### About this task
Every line of the records below that has the word "arrow" should be copied.

### Information provided
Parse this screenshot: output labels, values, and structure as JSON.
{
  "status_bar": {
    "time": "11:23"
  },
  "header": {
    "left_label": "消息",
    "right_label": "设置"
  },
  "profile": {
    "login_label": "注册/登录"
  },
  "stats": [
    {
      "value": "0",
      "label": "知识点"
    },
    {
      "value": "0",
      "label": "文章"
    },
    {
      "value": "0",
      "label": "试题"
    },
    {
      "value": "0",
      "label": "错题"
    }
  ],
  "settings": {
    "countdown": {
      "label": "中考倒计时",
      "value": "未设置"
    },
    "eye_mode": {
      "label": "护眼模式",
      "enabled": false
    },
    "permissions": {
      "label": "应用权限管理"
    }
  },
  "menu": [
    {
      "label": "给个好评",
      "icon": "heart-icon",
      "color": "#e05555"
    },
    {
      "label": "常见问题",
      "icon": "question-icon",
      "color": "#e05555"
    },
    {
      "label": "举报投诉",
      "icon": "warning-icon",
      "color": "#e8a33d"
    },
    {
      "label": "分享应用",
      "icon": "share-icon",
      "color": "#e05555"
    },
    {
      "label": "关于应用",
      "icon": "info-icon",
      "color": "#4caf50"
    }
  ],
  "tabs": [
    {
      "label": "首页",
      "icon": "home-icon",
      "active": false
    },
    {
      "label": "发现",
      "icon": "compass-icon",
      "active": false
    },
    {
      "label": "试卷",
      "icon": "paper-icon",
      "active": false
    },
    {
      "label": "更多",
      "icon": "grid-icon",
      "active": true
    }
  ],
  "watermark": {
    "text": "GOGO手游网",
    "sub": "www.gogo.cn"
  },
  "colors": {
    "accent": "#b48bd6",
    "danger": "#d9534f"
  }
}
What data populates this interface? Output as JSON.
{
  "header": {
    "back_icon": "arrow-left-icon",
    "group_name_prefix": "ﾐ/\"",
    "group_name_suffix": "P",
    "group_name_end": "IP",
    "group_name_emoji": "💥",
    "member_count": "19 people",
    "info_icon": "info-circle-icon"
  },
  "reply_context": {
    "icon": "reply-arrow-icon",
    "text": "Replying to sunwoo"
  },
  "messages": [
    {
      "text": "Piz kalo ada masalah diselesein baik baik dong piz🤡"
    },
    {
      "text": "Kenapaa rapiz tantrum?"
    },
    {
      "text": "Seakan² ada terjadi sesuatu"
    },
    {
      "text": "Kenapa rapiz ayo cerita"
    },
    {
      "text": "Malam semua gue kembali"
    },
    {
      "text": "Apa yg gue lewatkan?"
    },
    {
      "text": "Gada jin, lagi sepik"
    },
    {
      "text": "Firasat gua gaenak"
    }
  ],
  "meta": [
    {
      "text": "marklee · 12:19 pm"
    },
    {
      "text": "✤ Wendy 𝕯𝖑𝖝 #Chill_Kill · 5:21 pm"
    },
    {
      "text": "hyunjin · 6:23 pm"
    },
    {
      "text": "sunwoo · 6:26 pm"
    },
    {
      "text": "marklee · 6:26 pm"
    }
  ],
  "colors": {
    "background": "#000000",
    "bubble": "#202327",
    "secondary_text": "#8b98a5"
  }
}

### Result of the task
    "back_icon": "arrow-left-icon",
    "icon": "reply-arrow-icon",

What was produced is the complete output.